And bear in mind you cannot judge the ethnicity of an entire ancient culture (3,000 years guys) from 4 stylised samples (Nofret and Rahotep are a pair) that were basically sourced by some guy(s) lazily surfing the internet.
Finally, if you were in any doubt about white supremacist models lying at the back of this meme after all this (informed) blather, the side comments in the screenshot adequately back this up, as while one fan has commented on the lovely eyes, and a resourceful Sepehr has provided links to his conspiracy theory videos (no, I am not linking him), the lower comment by the blonde girl called ‘Vril’ sums up the issue.
Oh look, the same photo of a mummy that gets posted all over the shop on the net to argue the Egyptians were white.
Big deal, like all well to do Egyptians she was mummified, dried out with natron salts and then covered in natural petroleums, herbs, oils and resins (for weeks). Salts are a natural bleach, something you would know if you have every spent a summer at the beach (my dark brown hair goes red), but she was also likely a ripe age at death, the odds that she has her original hair colour after 3,470 years lying in a leaky tomb are minimal.
And on the long shot that she had natural red hair, this too proves nothing about her ethnicity or the ethnicity of an entire ancient culture.
This photo is the second mummy (KV60-B) from tomb KV 60 in

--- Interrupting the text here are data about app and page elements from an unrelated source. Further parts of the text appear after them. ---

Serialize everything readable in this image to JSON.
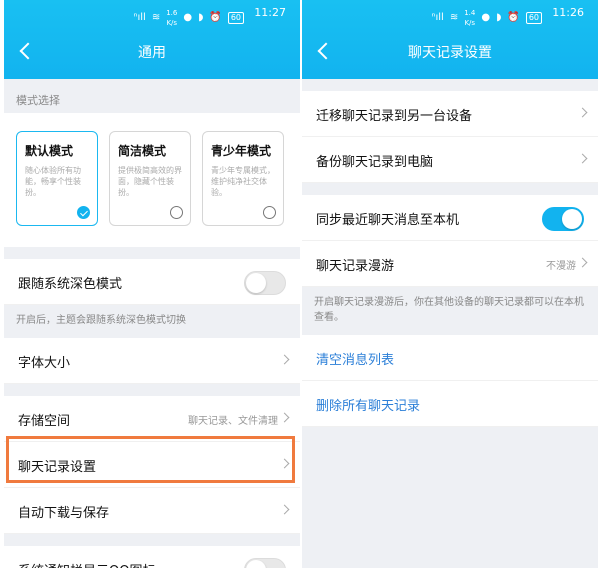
{
  "left": {
    "status": {
      "net_speed": "1.6\nK/s",
      "battery": "60",
      "time": "11:27"
    },
    "title": "通用",
    "mode_section_caption": "模式选择",
    "modes": [
      {
        "title": "默认模式",
        "desc": "随心体验所有功能，畅享个性装扮。",
        "selected": true
      },
      {
        "title": "简洁模式",
        "desc": "提供极简高效的界面，隐藏个性装扮。",
        "selected": false
      },
      {
        "title": "青少年模式",
        "desc": "青少年专属模式，维护纯净社交体验。",
        "selected": false
      }
    ],
    "dark_mode_label": "跟随系统深色模式",
    "dark_mode_note": "开启后，主题会跟随系统深色模式切换",
    "font_size_label": "字体大小",
    "storage_label": "存储空间",
    "storage_value": "聊天记录、文件清理",
    "chat_settings_label": "聊天记录设置",
    "auto_download_label": "自动下载与保存",
    "notify_icon_label": "系统通知栏显示QQ图标"
  },
  "right": {
    "status": {
      "net_speed": "1.4\nK/s",
      "battery": "60",
      "time": "11:26"
    },
    "title": "聊天记录设置",
    "migrate_label": "迁移聊天记录到另一台设备",
    "backup_label": "备份聊天记录到电脑",
    "sync_label": "同步最近聊天消息至本机",
    "sync_on": true,
    "roaming_label": "聊天记录漫游",
    "roaming_value": "不漫游",
    "roaming_note": "开启聊天记录漫游后，你在其他设备的聊天记录都可以在本机查看。",
    "clear_list_label": "清空消息列表",
    "delete_all_label": "删除所有聊天记录"
  },
  "colors": {
    "accent": "#12b3ef",
    "highlight": "#f07a3e",
    "link": "#2b7fd8"
  }
}
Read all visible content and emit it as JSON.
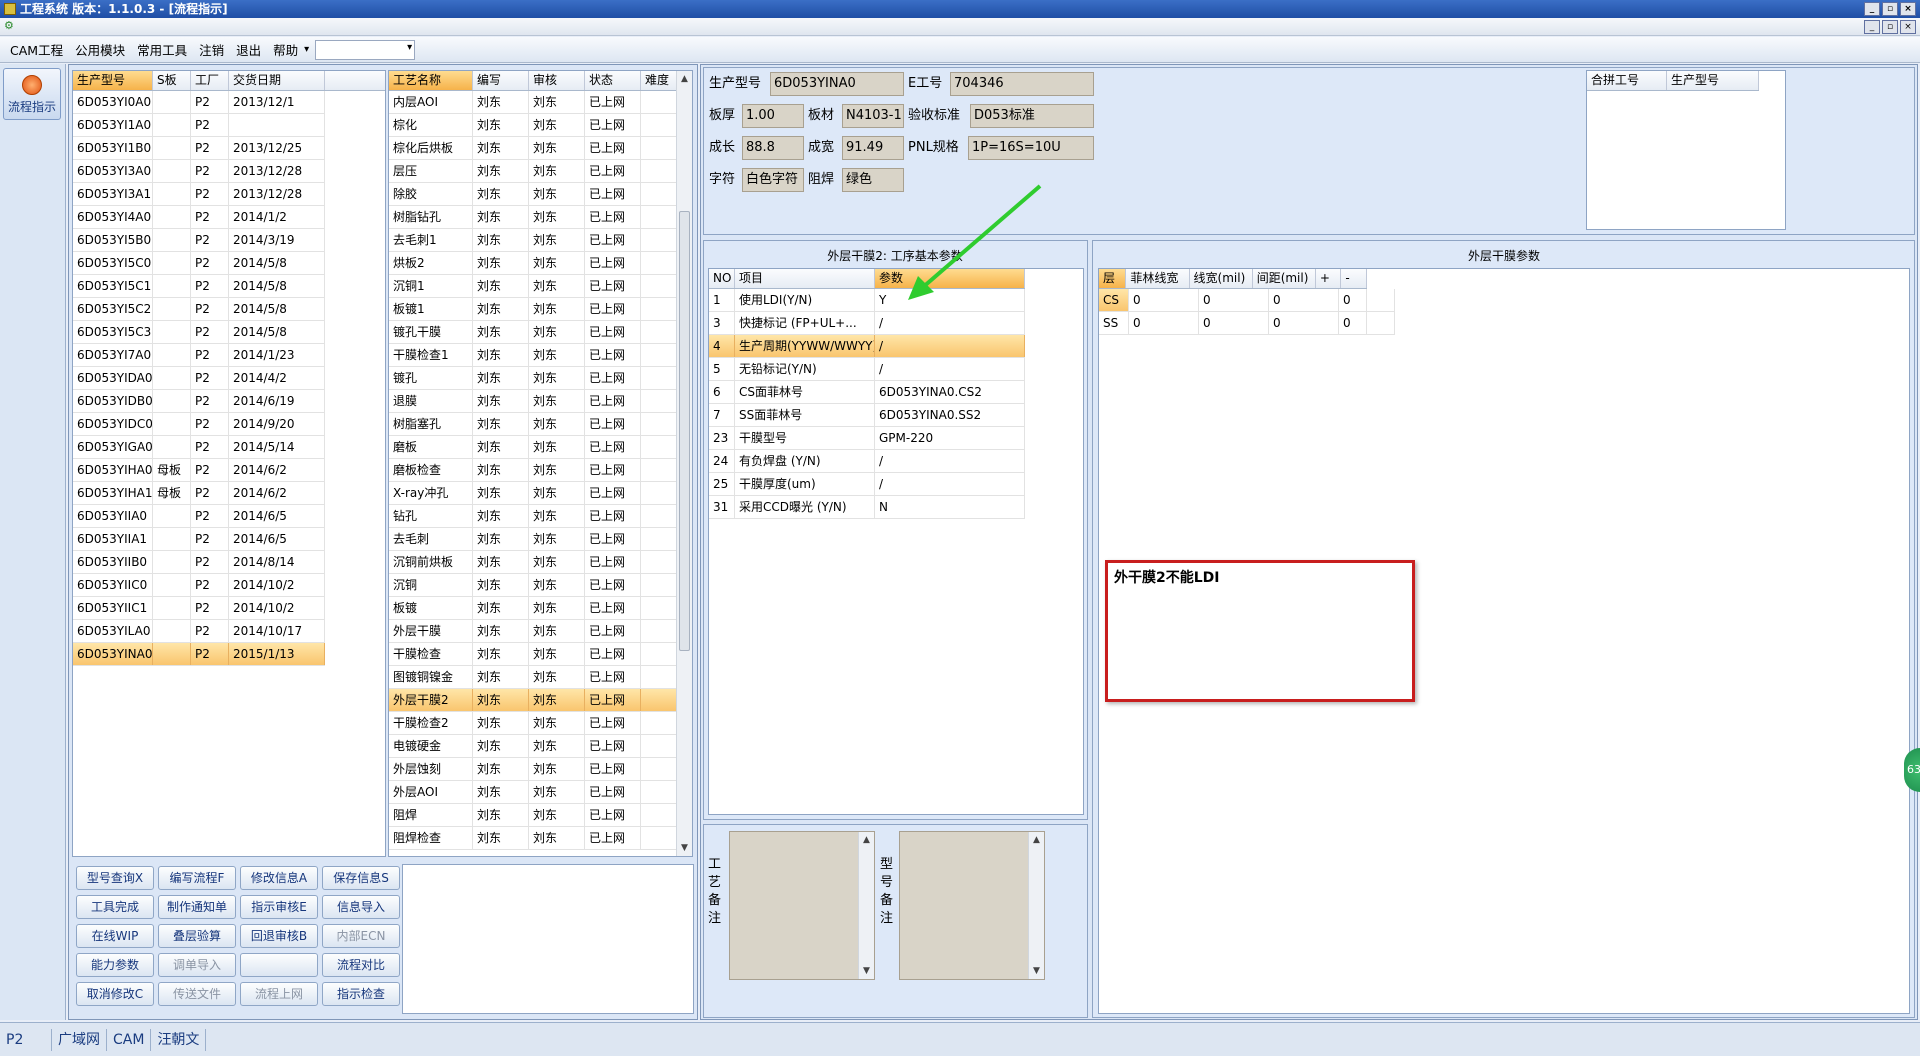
{
  "window": {
    "title": "工程系统   版本：1.1.0.3 - [流程指示]",
    "min": "_",
    "restore": "▫",
    "close": "×"
  },
  "menu": [
    "CAM工程",
    "公用模块",
    "常用工具",
    "注销",
    "退出",
    "帮助"
  ],
  "side_button": {
    "label": "流程指示"
  },
  "models": {
    "headers": [
      "生产型号",
      "S板",
      "工厂",
      "交货日期"
    ],
    "rows": [
      [
        "6D053YI0A0",
        "",
        "P2",
        "2013/12/1"
      ],
      [
        "6D053YI1A0",
        "",
        "P2",
        ""
      ],
      [
        "6D053YI1B0",
        "",
        "P2",
        "2013/12/25"
      ],
      [
        "6D053YI3A0",
        "",
        "P2",
        "2013/12/28"
      ],
      [
        "6D053YI3A1",
        "",
        "P2",
        "2013/12/28"
      ],
      [
        "6D053YI4A0",
        "",
        "P2",
        "2014/1/2"
      ],
      [
        "6D053YI5B0",
        "",
        "P2",
        "2014/3/19"
      ],
      [
        "6D053YI5C0",
        "",
        "P2",
        "2014/5/8"
      ],
      [
        "6D053YI5C1",
        "",
        "P2",
        "2014/5/8"
      ],
      [
        "6D053YI5C2",
        "",
        "P2",
        "2014/5/8"
      ],
      [
        "6D053YI5C3",
        "",
        "P2",
        "2014/5/8"
      ],
      [
        "6D053YI7A0",
        "",
        "P2",
        "2014/1/23"
      ],
      [
        "6D053YIDA0",
        "",
        "P2",
        "2014/4/2"
      ],
      [
        "6D053YIDB0",
        "",
        "P2",
        "2014/6/19"
      ],
      [
        "6D053YIDC0",
        "",
        "P2",
        "2014/9/20"
      ],
      [
        "6D053YIGA0",
        "",
        "P2",
        "2014/5/14"
      ],
      [
        "6D053YIHA0",
        "母板",
        "P2",
        "2014/6/2"
      ],
      [
        "6D053YIHA1",
        "母板",
        "P2",
        "2014/6/2"
      ],
      [
        "6D053YIIA0",
        "",
        "P2",
        "2014/6/5"
      ],
      [
        "6D053YIIA1",
        "",
        "P2",
        "2014/6/5"
      ],
      [
        "6D053YIIB0",
        "",
        "P2",
        "2014/8/14"
      ],
      [
        "6D053YIIC0",
        "",
        "P2",
        "2014/10/2"
      ],
      [
        "6D053YIIC1",
        "",
        "P2",
        "2014/10/2"
      ],
      [
        "6D053YILA0",
        "",
        "P2",
        "2014/10/17"
      ],
      [
        "6D053YINA0",
        "",
        "P2",
        "2015/1/13"
      ]
    ],
    "selected": 24
  },
  "processes": {
    "headers": [
      "工艺名称",
      "编写",
      "审核",
      "状态",
      "难度"
    ],
    "rows": [
      [
        "内层AOI",
        "刘东",
        "刘东",
        "已上网",
        ""
      ],
      [
        "棕化",
        "刘东",
        "刘东",
        "已上网",
        ""
      ],
      [
        "棕化后烘板",
        "刘东",
        "刘东",
        "已上网",
        ""
      ],
      [
        "层压",
        "刘东",
        "刘东",
        "已上网",
        ""
      ],
      [
        "除胶",
        "刘东",
        "刘东",
        "已上网",
        ""
      ],
      [
        "树脂钻孔",
        "刘东",
        "刘东",
        "已上网",
        ""
      ],
      [
        "去毛刺1",
        "刘东",
        "刘东",
        "已上网",
        ""
      ],
      [
        "烘板2",
        "刘东",
        "刘东",
        "已上网",
        ""
      ],
      [
        "沉铜1",
        "刘东",
        "刘东",
        "已上网",
        ""
      ],
      [
        "板镀1",
        "刘东",
        "刘东",
        "已上网",
        ""
      ],
      [
        "镀孔干膜",
        "刘东",
        "刘东",
        "已上网",
        ""
      ],
      [
        "干膜检查1",
        "刘东",
        "刘东",
        "已上网",
        ""
      ],
      [
        "镀孔",
        "刘东",
        "刘东",
        "已上网",
        ""
      ],
      [
        "退膜",
        "刘东",
        "刘东",
        "已上网",
        ""
      ],
      [
        "树脂塞孔",
        "刘东",
        "刘东",
        "已上网",
        ""
      ],
      [
        "磨板",
        "刘东",
        "刘东",
        "已上网",
        ""
      ],
      [
        "磨板检查",
        "刘东",
        "刘东",
        "已上网",
        ""
      ],
      [
        "X-ray冲孔",
        "刘东",
        "刘东",
        "已上网",
        ""
      ],
      [
        "钻孔",
        "刘东",
        "刘东",
        "已上网",
        ""
      ],
      [
        "去毛刺",
        "刘东",
        "刘东",
        "已上网",
        ""
      ],
      [
        "沉铜前烘板",
        "刘东",
        "刘东",
        "已上网",
        ""
      ],
      [
        "沉铜",
        "刘东",
        "刘东",
        "已上网",
        ""
      ],
      [
        "板镀",
        "刘东",
        "刘东",
        "已上网",
        ""
      ],
      [
        "外层干膜",
        "刘东",
        "刘东",
        "已上网",
        ""
      ],
      [
        "干膜检查",
        "刘东",
        "刘东",
        "已上网",
        ""
      ],
      [
        "图镀铜镍金",
        "刘东",
        "刘东",
        "已上网",
        ""
      ],
      [
        "外层干膜2",
        "刘东",
        "刘东",
        "已上网",
        ""
      ],
      [
        "干膜检查2",
        "刘东",
        "刘东",
        "已上网",
        ""
      ],
      [
        "电镀硬金",
        "刘东",
        "刘东",
        "已上网",
        ""
      ],
      [
        "外层蚀刻",
        "刘东",
        "刘东",
        "已上网",
        ""
      ],
      [
        "外层AOI",
        "刘东",
        "刘东",
        "已上网",
        ""
      ],
      [
        "阻焊",
        "刘东",
        "刘东",
        "已上网",
        ""
      ],
      [
        "阻焊检查",
        "刘东",
        "刘东",
        "已上网",
        ""
      ]
    ],
    "selected": 26
  },
  "buttons": [
    {
      "label": "型号查询X",
      "disabled": false
    },
    {
      "label": "编写流程F",
      "disabled": false
    },
    {
      "label": "修改信息A",
      "disabled": false
    },
    {
      "label": "保存信息S",
      "disabled": false
    },
    {
      "label": "工具完成",
      "disabled": false
    },
    {
      "label": "制作通知单",
      "disabled": false
    },
    {
      "label": "指示审核E",
      "disabled": false
    },
    {
      "label": "信息导入",
      "disabled": false
    },
    {
      "label": "在线WIP",
      "disabled": false
    },
    {
      "label": "叠层验算",
      "disabled": false
    },
    {
      "label": "回退审核B",
      "disabled": false
    },
    {
      "label": "内部ECN",
      "disabled": true
    },
    {
      "label": "能力参数",
      "disabled": false
    },
    {
      "label": "调单导入",
      "disabled": true
    },
    {
      "label": "",
      "disabled": true
    },
    {
      "label": "流程对比",
      "disabled": false
    },
    {
      "label": "取消修改C",
      "disabled": false
    },
    {
      "label": "传送文件",
      "disabled": true
    },
    {
      "label": "流程上网",
      "disabled": true
    },
    {
      "label": "指示检查",
      "disabled": false
    }
  ],
  "info": {
    "prod_model_label": "生产型号",
    "prod_model": "6D053YINA0",
    "e_no_label": "E工号",
    "e_no": "704346",
    "thick_label": "板厚",
    "thick": "1.00",
    "material_label": "板材",
    "material": "N4103-1",
    "accept_label": "验收标准",
    "accept": "D053标准",
    "len_label": "成长",
    "len": "88.8",
    "width_label": "成宽",
    "width": "91.49",
    "pnl_label": "PNL规格",
    "pnl": "1P=16S=10U",
    "char_label": "字符",
    "char": "白色字符",
    "mask_label": "阻焊",
    "mask": "绿色"
  },
  "merge": {
    "headers": [
      "合拼工号",
      "生产型号"
    ]
  },
  "params": {
    "title": "外层干膜2: 工序基本参数",
    "headers": [
      "NO",
      "项目",
      "参数"
    ],
    "rows": [
      [
        "1",
        "使用LDI(Y/N)",
        "Y"
      ],
      [
        "3",
        "快捷标记 (FP+UL+...",
        ""
      ],
      [
        "4",
        "生产周期(YYWW/WWYY)",
        "/"
      ],
      [
        "5",
        "无铅标记(Y/N)",
        "/"
      ],
      [
        "6",
        "CS面菲林号",
        "6D053YINA0.CS2"
      ],
      [
        "7",
        "SS面菲林号",
        "6D053YINA0.SS2"
      ],
      [
        "23",
        "干膜型号",
        "GPM-220"
      ],
      [
        "24",
        "有负焊盘 (Y/N)",
        "/"
      ],
      [
        "25",
        "干膜厚度(um)",
        "/"
      ],
      [
        "31",
        "采用CCD曝光 (Y/N)",
        "N"
      ]
    ],
    "quick_mark_value": "/",
    "selected": 2
  },
  "outer": {
    "title": "外层干膜参数",
    "headers": [
      "层",
      "菲林线宽",
      "线宽(mil)",
      "间距(mil)",
      "+",
      "-"
    ],
    "rows": [
      [
        "CS",
        "0",
        "0",
        "0",
        "0",
        ""
      ],
      [
        "SS",
        "0",
        "0",
        "0",
        "0",
        ""
      ]
    ]
  },
  "warning": "外干膜2不能LDI",
  "remarks": {
    "craft": "工艺备注",
    "model": "型号备注"
  },
  "side_badge": "63",
  "status": [
    "P2",
    "广域网",
    "CAM",
    "汪朝文"
  ],
  "colors": {
    "accent": "#f6b24a",
    "arrow": "#2fcc2f",
    "warning_border": "#c81e1e"
  }
}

western Thebes and dates to the early 18th Dynasty. The image colours have again been lightened to support the whitewashing argument and the woman pictured is unidentified. She may have been the nurse of Hatshepsut, but no-one is arguing she is Hatshepsut, please ignore
Pinterest and Twitter or anyone else who has stuffed that up (like Foerster in the meme above).
However, she could also be anyone hurriedly bunged in tomb KV60 after 1450 BCE, the later Egyptians often exploited available resources. Oh, and she is another good example of cherry picking and deft use of photoshop to manipulate your audience.
But much more to the point, the Vril Facebook profile that posted the picture is a sock puppet account belonging to the same pseudo-‘anthropologist’, Robert Sepehr. It is a page dedicated to an entirely fictional Nazi esoteric group of glamorous young women, a cult invented by neo-fascists and conspiracy theorists in the 1950s to make the original Nazis look a bit cool, pagan and sexy.
Therefore, try as you will, there is nothing harmless about the motives of this meme.
Photos in my composite images are sourced from Wikipedia (Jon Bodsworth, Giovanni, Djehouty).
Burzacott, J. 2015. 'Meet Mitri,' Nile Magazine - https://www.nilemagazine.com.au/2015-july-1/2015/7/2/meet-mitri
Cheal, C. 2003. 'The Meaning of Skin Colour in Ancient Egypt'. In Race and Identity in the Nile Valley, Ancient and Modern Perspectives.
Collis, J. 2017. 'Ethnicity is not something dictated by people's genes,' The Guardian - https://www.theguardian.com/science/2017/aug/14/ethnicity-is-not-something-dictated-by-peoples-genes
Galicier, L. 2013. Let's focus on the eyes. In The Artefact Lab: Conservation in Action - https://www.penn.museum/sites/artifactlab/tag/egyptian-statues/
Hannig, R. and P. Vomberg 1999. Wortschatz der Pharaonen in Sachgruppen. Mainz.
Morgan, L. 2014. Enlivening the Body: Colour and Stone Statues in Old Kingdom Egypt. In Notes in History of Art 30.
Rose, M. 2007. 'Hatshepsut found; Thutmose I lost,' Archaeology - https://archive.archaeology.org/online/features/hatshepsut/
Worrall, S. 2017. 'Why race is not a thing according to genetics,' National Geographic - https://www.nationalgeographic.com/news/2017/10/genetics-history-race-neanderthal-rutherford/
I myself have written various academic and magazine articles on colour theory in antiquity that are available as pdfs at Humanities Commons here: https://hcommons.org/members/andrea/